[Element data from apps and pages]
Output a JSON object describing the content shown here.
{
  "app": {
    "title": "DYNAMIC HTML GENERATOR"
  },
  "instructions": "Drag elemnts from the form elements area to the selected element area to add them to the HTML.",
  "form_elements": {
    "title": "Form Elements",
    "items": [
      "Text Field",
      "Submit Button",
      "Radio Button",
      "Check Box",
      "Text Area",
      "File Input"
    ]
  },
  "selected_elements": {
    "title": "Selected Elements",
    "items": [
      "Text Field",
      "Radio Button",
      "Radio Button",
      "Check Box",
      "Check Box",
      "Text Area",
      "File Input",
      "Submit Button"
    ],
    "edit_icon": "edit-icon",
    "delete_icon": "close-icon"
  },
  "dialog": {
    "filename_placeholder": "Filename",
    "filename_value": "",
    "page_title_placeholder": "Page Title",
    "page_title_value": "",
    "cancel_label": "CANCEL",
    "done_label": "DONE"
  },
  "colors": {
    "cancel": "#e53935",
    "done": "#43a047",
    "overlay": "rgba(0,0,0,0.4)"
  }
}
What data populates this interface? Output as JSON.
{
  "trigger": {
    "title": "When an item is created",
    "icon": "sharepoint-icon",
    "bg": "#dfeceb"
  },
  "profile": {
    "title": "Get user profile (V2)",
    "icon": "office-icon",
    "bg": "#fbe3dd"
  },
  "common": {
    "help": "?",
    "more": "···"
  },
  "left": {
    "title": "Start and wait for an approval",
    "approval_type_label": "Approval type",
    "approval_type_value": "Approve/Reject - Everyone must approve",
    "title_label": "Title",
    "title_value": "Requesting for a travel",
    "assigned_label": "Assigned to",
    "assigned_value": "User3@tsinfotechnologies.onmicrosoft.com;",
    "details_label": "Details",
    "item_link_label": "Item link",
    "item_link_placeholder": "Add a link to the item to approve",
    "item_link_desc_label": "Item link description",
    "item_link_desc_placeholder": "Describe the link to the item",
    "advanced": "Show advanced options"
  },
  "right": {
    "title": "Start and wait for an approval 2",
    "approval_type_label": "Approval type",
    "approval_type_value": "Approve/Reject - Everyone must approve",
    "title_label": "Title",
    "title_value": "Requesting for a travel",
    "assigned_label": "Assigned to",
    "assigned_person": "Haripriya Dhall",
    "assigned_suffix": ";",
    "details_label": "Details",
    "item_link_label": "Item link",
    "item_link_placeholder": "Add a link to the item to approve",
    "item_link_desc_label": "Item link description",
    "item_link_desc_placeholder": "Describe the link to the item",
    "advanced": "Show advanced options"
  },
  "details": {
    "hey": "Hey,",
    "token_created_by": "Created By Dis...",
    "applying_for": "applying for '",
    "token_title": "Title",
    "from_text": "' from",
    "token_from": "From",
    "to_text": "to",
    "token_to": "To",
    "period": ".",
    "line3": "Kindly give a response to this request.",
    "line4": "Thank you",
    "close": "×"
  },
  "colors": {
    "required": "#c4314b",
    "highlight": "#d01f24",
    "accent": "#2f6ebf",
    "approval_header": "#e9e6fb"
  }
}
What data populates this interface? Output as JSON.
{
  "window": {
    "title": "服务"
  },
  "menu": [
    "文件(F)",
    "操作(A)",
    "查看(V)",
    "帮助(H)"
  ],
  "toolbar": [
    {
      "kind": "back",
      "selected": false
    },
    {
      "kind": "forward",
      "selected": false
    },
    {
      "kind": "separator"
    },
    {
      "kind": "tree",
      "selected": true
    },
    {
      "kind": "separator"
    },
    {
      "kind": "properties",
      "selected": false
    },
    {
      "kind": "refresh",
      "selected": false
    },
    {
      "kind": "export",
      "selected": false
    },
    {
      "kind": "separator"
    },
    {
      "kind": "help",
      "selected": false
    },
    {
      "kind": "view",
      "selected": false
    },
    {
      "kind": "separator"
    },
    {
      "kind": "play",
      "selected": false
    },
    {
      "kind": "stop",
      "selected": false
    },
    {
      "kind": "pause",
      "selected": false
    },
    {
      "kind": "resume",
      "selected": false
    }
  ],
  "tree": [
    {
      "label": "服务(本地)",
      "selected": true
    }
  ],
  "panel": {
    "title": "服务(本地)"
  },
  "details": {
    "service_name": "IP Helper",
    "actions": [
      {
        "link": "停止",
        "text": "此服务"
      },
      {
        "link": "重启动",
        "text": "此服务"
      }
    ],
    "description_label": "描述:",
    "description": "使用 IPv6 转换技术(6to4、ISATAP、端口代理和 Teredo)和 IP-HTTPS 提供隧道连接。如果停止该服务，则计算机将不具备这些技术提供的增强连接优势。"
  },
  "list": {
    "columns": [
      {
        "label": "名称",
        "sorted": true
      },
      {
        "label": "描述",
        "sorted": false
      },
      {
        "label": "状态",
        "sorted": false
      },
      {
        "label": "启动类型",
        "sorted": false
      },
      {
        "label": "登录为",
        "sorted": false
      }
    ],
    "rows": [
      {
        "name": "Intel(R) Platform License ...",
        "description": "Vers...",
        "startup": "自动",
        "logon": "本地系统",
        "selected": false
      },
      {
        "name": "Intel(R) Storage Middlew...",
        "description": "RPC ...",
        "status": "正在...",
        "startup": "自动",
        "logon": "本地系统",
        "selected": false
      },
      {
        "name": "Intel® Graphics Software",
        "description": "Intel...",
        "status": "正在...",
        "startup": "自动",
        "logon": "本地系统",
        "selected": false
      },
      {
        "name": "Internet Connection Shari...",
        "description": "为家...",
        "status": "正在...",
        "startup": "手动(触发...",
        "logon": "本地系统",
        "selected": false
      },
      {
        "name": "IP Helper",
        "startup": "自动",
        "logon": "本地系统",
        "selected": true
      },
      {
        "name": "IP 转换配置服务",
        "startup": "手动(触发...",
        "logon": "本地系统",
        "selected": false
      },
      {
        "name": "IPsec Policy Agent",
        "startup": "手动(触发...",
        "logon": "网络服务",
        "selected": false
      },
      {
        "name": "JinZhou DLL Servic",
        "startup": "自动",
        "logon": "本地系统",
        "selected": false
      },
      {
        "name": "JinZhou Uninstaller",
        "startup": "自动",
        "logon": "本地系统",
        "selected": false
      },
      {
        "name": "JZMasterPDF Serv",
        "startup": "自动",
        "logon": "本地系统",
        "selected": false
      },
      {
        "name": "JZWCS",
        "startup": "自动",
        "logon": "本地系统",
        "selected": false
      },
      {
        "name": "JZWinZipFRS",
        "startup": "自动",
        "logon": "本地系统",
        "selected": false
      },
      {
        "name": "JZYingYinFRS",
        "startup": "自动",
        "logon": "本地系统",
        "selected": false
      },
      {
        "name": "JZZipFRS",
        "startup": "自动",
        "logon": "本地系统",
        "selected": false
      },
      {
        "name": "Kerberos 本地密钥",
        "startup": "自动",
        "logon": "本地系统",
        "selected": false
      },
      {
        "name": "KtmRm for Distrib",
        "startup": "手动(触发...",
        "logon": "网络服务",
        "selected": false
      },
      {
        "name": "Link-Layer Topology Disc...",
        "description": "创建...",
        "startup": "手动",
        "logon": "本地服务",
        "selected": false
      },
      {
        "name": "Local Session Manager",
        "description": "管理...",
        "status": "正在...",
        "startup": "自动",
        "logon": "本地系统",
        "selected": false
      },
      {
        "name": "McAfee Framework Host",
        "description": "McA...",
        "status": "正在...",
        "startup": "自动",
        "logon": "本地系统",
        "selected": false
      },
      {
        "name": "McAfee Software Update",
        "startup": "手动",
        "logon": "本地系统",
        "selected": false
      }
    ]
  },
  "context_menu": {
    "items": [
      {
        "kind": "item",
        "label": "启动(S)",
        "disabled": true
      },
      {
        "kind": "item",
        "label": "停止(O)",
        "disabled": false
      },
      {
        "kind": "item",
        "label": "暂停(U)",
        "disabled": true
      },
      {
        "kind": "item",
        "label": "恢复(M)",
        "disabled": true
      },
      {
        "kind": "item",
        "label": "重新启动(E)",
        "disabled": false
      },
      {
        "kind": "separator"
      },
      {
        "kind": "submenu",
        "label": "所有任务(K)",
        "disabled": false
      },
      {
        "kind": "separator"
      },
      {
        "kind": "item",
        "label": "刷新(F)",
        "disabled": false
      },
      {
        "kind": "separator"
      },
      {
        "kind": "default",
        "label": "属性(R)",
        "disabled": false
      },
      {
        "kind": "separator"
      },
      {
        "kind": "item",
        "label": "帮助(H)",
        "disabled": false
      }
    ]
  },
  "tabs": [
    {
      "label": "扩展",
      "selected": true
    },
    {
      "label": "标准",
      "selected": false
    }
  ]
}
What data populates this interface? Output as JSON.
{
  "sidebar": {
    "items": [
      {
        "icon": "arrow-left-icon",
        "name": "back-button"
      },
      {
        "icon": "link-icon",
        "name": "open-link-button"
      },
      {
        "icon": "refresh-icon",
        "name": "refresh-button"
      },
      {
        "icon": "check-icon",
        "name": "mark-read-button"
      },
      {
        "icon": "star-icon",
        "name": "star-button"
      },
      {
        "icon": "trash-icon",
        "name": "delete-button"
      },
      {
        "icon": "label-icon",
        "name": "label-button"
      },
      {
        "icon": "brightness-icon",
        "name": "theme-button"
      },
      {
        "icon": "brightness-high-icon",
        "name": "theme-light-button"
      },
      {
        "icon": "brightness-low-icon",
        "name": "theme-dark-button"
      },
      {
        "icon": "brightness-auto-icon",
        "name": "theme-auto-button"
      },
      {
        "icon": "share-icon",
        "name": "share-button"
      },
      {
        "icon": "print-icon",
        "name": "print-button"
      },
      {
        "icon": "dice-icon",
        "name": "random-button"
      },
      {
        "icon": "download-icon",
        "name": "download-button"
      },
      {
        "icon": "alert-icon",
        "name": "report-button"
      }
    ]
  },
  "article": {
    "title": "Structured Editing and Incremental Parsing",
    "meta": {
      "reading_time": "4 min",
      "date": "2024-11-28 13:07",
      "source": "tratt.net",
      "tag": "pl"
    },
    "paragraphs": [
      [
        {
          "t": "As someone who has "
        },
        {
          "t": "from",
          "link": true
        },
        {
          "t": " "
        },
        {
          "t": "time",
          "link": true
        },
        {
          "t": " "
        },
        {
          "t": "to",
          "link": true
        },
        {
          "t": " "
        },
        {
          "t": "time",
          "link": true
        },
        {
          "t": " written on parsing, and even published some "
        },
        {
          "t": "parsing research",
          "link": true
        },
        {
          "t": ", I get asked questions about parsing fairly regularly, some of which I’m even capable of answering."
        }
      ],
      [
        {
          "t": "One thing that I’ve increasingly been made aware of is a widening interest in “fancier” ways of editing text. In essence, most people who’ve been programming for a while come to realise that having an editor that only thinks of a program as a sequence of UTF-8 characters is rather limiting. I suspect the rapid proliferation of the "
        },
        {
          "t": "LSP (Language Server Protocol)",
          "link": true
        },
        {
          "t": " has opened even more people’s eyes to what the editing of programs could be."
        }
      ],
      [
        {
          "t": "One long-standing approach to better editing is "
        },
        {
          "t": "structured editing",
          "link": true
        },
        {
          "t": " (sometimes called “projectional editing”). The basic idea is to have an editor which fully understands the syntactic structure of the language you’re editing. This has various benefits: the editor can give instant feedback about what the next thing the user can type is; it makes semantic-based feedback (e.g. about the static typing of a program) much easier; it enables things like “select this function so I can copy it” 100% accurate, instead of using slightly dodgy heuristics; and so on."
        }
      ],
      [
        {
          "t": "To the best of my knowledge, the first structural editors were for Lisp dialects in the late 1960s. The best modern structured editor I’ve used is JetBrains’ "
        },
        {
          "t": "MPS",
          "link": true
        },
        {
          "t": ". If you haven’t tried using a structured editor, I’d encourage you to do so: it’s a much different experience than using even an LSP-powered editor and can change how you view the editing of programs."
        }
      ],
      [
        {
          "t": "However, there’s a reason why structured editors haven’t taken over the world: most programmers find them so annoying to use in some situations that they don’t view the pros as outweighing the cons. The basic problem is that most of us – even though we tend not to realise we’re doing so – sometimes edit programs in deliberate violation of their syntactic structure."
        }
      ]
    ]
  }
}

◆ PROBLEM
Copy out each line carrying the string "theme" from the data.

◆ THE ANSWER
        "name": "theme-button"
        "name": "theme-light-button"
        "name": "theme-dark-button"
        "name": "theme-auto-button"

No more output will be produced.